How to achieve the blended family of your dreams

How to achieve the blended family of your dreams
Families are a beautiful thing. As with all relationships, families have their own unique challenges. When it comes to blending two unique families after a marriage, be prepared for a new set of both bumps and bright spots! The early years can be particularly challenging in a newly blended family; not only are you and your new spouse getting to know each other and nurturing your own relationship, you’re developing relationships with your new stepchildren while ensuring your relationship with your own children remains strong.

Here are some tips as you strive to build a healthy blended family:

  1. Develop family rituals. You are now a new family unit and that means you must start to form your own family rituals. Although everyone is busy, one family ritual to strive for is to sit down to a family dinner each night. This is the perfect time to talk about your day and to share stories. It’s a great way for everyone to reconnect after a busy day.
  2. Spend 1:1 time with both stepkids and your own kids. Your kids and your stepkidsboth want to feel special. Spending one on one time with your kids and your stepkids will do just that. It allows you to focus on just one child at a time so that they can have your undivided attention. Being part of a blended family can be tough for some children which is why spending individual time is so important.
  3. Encourage a problem-solving approach when the kids run into issues. Your biological children will get into arguments with each other as well as with their new stepsiblings. The one thing you don’t want to do is play referee. You run the risk of taking sides which is a position you don’t want to be in with a blended family. Instead, encourage the kids to solve their problems on their own. Encourage them to talk through their problems to see the other person’s side so they can work out a resolution. This is not only teaching them real-world problem solving, but is also keeping you out of the middle.
  4. Openly discuss and agree on parenting strategies with your new spouse. Just because you said “I do” doesn’t mean you’re going to agree on everything, including parenting strategies. Sit down with your new spouse and talk about how you both parent so you can find common ground about what will work with your new blended family. Also, discuss if you will be parenting and disciplining each other’s children. This can be a touchy situation if you’re both not on the same page.
  5. Maintain the best relationships possible with your own ex as well as your new partner’s ex. You don’t have to be best friends with your ex or your partner’s ex, but you should at least be civil and be able to communicate effectively.

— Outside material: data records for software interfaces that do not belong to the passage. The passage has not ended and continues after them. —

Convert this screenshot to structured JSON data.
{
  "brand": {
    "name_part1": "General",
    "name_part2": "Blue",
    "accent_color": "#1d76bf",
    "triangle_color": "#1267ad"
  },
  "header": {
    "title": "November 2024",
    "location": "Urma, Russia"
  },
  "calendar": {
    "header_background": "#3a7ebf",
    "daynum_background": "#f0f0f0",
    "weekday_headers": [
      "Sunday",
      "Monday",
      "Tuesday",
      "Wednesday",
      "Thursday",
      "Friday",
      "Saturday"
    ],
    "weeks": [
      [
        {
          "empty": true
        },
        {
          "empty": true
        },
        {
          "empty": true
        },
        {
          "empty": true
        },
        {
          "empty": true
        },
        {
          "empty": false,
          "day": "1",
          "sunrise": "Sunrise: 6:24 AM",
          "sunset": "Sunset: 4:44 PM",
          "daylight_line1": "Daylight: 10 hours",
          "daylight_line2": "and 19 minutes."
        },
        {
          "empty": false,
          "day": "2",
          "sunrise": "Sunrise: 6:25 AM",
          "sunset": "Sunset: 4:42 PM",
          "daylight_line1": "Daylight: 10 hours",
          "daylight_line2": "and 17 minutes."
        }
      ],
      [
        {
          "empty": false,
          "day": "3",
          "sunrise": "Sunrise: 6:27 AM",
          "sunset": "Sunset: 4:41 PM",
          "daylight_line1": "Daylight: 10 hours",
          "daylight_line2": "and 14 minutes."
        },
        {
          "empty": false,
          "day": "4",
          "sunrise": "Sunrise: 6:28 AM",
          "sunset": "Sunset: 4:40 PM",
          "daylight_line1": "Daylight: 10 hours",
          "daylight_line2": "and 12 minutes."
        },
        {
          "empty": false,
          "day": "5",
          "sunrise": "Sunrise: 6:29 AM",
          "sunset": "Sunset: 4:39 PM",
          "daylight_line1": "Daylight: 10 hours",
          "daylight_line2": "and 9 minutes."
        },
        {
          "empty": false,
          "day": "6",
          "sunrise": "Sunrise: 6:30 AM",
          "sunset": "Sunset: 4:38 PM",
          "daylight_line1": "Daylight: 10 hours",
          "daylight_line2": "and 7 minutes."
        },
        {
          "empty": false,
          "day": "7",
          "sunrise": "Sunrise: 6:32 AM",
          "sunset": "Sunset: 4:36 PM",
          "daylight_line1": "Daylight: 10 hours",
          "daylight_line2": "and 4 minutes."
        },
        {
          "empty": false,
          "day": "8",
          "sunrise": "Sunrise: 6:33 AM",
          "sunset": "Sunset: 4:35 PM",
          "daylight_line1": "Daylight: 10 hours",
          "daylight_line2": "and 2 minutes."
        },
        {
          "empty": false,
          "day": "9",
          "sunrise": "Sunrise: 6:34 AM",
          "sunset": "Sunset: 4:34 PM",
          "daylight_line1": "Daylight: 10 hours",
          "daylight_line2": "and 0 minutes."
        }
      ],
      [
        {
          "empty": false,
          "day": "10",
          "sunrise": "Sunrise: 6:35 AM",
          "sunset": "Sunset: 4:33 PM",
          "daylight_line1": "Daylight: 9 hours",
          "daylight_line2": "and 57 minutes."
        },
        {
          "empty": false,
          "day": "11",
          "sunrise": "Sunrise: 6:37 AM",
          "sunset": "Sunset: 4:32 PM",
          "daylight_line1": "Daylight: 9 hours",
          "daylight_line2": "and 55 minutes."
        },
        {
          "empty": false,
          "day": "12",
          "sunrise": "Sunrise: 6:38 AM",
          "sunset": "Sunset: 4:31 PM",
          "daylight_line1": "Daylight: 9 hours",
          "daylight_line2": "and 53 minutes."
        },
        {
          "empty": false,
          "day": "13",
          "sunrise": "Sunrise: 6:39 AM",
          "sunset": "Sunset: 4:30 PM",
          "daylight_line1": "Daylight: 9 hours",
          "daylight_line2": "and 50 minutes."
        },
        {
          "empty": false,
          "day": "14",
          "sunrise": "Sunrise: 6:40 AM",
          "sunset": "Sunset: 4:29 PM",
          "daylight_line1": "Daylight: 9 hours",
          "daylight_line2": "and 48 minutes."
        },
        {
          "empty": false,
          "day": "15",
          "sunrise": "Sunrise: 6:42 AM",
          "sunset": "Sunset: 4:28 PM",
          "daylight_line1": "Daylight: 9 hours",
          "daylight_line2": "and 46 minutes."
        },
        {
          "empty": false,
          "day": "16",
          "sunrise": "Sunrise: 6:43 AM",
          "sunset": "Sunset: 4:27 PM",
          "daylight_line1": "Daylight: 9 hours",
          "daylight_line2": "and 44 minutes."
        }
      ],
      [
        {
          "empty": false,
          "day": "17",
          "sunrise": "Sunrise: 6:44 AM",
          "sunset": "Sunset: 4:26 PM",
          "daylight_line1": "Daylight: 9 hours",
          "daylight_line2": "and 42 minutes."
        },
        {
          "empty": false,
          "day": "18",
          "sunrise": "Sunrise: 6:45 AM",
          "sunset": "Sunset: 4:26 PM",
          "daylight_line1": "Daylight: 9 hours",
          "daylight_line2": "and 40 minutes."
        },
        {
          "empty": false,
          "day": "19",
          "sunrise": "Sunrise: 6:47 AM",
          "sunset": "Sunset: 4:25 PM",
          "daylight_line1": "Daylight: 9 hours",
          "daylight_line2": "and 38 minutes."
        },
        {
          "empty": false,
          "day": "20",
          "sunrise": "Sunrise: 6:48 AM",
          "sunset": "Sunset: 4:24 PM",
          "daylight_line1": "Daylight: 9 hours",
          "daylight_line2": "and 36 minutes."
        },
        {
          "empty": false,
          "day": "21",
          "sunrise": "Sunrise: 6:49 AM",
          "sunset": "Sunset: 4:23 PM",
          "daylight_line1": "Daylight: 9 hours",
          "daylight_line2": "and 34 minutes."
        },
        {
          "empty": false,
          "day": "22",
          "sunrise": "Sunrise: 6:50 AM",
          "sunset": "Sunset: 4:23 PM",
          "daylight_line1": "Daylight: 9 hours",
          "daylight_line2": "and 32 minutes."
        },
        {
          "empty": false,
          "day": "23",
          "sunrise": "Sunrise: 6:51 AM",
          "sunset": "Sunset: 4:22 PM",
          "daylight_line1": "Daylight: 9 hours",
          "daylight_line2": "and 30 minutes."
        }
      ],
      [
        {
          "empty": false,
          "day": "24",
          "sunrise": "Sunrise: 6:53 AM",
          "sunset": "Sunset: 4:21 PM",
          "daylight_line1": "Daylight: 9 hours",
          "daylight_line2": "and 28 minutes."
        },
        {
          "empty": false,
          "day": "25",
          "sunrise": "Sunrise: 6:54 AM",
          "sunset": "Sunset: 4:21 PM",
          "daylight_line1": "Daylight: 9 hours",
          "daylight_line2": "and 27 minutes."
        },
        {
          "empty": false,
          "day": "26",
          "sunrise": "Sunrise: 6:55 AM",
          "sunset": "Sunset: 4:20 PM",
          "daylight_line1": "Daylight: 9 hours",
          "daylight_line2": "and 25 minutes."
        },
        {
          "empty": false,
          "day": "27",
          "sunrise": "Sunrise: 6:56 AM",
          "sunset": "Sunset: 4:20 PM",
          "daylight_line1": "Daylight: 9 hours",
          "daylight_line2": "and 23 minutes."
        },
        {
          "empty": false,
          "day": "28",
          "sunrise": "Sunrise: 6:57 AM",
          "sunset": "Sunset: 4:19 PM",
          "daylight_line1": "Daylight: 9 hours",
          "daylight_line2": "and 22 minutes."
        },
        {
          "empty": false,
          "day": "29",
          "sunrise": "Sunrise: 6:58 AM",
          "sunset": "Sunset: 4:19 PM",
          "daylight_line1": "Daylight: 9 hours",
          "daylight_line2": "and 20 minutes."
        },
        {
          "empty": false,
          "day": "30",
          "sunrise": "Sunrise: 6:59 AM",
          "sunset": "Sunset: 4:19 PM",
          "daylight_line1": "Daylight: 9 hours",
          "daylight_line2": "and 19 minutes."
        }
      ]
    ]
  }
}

Your children should be able to see that you can all get along together. This also means not bad-mouthing your ex or your partner’s ex. None of the children need to hear negativity when it comes to either ex-partner. Keeping things positive will help the children adjust better and learn that people can still be friends even after divorce.

While it may seem that becoming a blended family can be challenging in the beginning, know that with the right attitude and commitment, your new blended family can and will work.